Exercise aim. Return the records verbatim.
[Given information Boundary: Start]
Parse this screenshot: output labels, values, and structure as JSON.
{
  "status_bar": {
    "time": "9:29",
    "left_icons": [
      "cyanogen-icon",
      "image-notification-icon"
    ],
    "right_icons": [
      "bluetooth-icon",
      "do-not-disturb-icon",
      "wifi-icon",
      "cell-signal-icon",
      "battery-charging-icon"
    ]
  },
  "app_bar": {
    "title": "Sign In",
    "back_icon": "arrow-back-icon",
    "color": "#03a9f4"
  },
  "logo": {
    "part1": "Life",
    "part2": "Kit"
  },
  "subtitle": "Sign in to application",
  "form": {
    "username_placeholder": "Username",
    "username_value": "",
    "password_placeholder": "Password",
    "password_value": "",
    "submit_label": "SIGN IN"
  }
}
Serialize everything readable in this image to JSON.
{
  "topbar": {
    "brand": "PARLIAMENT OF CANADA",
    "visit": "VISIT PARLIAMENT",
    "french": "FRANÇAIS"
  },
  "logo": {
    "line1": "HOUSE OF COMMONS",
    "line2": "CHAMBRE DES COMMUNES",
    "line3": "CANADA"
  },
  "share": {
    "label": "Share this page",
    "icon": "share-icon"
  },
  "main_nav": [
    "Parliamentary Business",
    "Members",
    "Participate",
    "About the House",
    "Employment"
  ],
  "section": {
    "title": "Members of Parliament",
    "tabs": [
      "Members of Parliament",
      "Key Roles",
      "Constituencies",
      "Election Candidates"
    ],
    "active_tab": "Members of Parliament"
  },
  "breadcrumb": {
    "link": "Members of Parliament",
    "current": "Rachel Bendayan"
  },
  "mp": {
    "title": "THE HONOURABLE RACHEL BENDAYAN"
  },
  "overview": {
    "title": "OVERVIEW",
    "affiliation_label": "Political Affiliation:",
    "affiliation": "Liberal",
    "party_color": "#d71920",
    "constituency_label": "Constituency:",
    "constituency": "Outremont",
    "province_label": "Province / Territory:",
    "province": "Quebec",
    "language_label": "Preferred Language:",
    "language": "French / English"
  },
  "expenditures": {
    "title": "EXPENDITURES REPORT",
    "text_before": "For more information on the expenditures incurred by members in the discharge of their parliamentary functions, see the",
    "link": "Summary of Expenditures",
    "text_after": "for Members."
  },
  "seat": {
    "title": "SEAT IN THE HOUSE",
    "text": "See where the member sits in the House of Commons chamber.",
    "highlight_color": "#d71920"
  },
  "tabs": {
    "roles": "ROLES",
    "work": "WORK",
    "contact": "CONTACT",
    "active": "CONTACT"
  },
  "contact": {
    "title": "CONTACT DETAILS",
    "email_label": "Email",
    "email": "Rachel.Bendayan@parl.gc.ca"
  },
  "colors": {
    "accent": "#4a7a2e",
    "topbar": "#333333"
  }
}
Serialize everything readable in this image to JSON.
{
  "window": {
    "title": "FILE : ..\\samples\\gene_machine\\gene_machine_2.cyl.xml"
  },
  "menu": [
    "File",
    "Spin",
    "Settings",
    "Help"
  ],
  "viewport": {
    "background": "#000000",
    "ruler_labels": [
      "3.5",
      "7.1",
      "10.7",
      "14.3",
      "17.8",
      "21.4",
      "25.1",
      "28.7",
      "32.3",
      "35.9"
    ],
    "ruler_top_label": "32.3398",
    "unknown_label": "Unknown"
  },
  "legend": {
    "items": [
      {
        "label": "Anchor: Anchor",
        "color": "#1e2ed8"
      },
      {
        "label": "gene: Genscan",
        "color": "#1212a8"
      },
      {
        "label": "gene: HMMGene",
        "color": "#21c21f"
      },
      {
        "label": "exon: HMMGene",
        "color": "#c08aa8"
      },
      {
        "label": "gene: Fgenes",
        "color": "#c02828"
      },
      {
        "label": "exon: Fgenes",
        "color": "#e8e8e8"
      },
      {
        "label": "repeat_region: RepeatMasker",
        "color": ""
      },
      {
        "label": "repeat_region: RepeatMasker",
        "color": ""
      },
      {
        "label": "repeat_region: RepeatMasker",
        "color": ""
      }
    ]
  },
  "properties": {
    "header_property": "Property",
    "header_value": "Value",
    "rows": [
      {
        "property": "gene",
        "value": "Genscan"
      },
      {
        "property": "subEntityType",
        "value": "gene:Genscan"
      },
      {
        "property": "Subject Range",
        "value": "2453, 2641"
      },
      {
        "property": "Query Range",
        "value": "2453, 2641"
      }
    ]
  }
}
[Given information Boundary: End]
Task output.
Parse this screenshot: output labels, values, and structure as JSON.
{
  "status_bar": {
    "time": "9:29",
    "left_icons": [
      "cyanogen-icon",
      "image-notification-icon"
    ],
    "right_icons": [
      "bluetooth-icon",
      "do-not-disturb-icon",
      "wifi-icon",
      "cell-signal-icon",
      "battery-charging-icon"
    ]
  },
  "app_bar": {
    "title": "Sign In",
    "back_icon": "arrow-back-icon",
    "color": "#03a9f4"
  },
  "logo": {
    "part1": "Life",
    "part2": "Kit"
  },
  "subtitle": "Sign in to application",
  "form": {
    "username_placeholder": "Username",
    "username_value": "",
    "password_placeholder": "Password",
    "password_value": "",
    "submit_label": "SIGN IN"
  }
}
Serialize everything readable in this image to JSON.
{
  "topbar": {
    "brand": "PARLIAMENT OF CANADA",
    "visit": "VISIT PARLIAMENT",
    "french": "FRANÇAIS"
  },
  "logo": {
    "line1": "HOUSE OF COMMONS",
    "line2": "CHAMBRE DES COMMUNES",
    "line3": "CANADA"
  },
  "share": {
    "label": "Share this page",
    "icon": "share-icon"
  },
  "main_nav": [
    "Parliamentary Business",
    "Members",
    "Participate",
    "About the House",
    "Employment"
  ],
  "section": {
    "title": "Members of Parliament",
    "tabs": [
      "Members of Parliament",
      "Key Roles",
      "Constituencies",
      "Election Candidates"
    ],
    "active_tab": "Members of Parliament"
  },
  "breadcrumb": {
    "link": "Members of Parliament",
    "current": "Rachel Bendayan"
  },
  "mp": {
    "title": "THE HONOURABLE RACHEL BENDAYAN"
  },
  "overview": {
    "title": "OVERVIEW",
    "affiliation_label": "Political Affiliation:",
    "affiliation": "Liberal",
    "party_color": "#d71920",
    "constituency_label": "Constituency:",
    "constituency": "Outremont",
    "province_label": "Province / Territory:",
    "province": "Quebec",
    "language_label": "Preferred Language:",
    "language": "French / English"
  },
  "expenditures": {
    "title": "EXPENDITURES REPORT",
    "text_before": "For more information on the expenditures incurred by members in the discharge of their parliamentary functions, see the",
    "link": "Summary of Expenditures",
    "text_after": "for Members."
  },
  "seat": {
    "title": "SEAT IN THE HOUSE",
    "text": "See where the member sits in the House of Commons chamber.",
    "highlight_color": "#d71920"
  },
  "tabs": {
    "roles": "ROLES",
    "work": "WORK",
    "contact": "CONTACT",
    "active": "CONTACT"
  },
  "contact": {
    "title": "CONTACT DETAILS",
    "email_label": "Email",
    "email": "Rachel.Bendayan@parl.gc.ca"
  },
  "colors": {
    "accent": "#4a7a2e",
    "topbar": "#333333"
  }
}
Serialize everything readable in this image to JSON.
{
  "window": {
    "title": "FILE : ..\\samples\\gene_machine\\gene_machine_2.cyl.xml"
  },
  "menu": [
    "File",
    "Spin",
    "Settings",
    "Help"
  ],
  "viewport": {
    "background": "#000000",
    "ruler_labels": [
      "3.5",
      "7.1",
      "10.7",
      "14.3",
      "17.8",
      "21.4",
      "25.1",
      "28.7",
      "32.3",
      "35.9"
    ],
    "ruler_top_label": "32.3398",
    "unknown_label": "Unknown"
  },
  "legend": {
    "items": [
      {
        "label": "Anchor: Anchor",
        "color": "#1e2ed8"
      },
      {
        "label": "gene: Genscan",
        "color": "#1212a8"
      },
      {
        "label": "gene: HMMGene",
        "color": "#21c21f"
      },
      {
        "label": "exon: HMMGene",
        "color": "#c08aa8"
      },
      {
        "label": "gene: Fgenes",
        "color": "#c02828"
      },
      {
        "label": "exon: Fgenes",
        "color": "#e8e8e8"
      },
      {
        "label": "repeat_region: RepeatMasker",
        "color": ""
      },
      {
        "label": "repeat_region: RepeatMasker",
        "color": ""
      },
      {
        "label": "repeat_region: RepeatMasker",
        "color": ""
      }
    ]
  },
  "properties": {
    "header_property": "Property",
    "header_value": "Value",
    "rows": [
      {
        "property": "gene",
        "value": "Genscan"
      },
      {
        "property": "subEntityType",
        "value": "gene:Genscan"
      },
      {
        "property": "Subject Range",
        "value": "2453, 2641"
      },
      {
        "property": "Query Range",
        "value": "2453, 2641"
      }
    ]
  }
}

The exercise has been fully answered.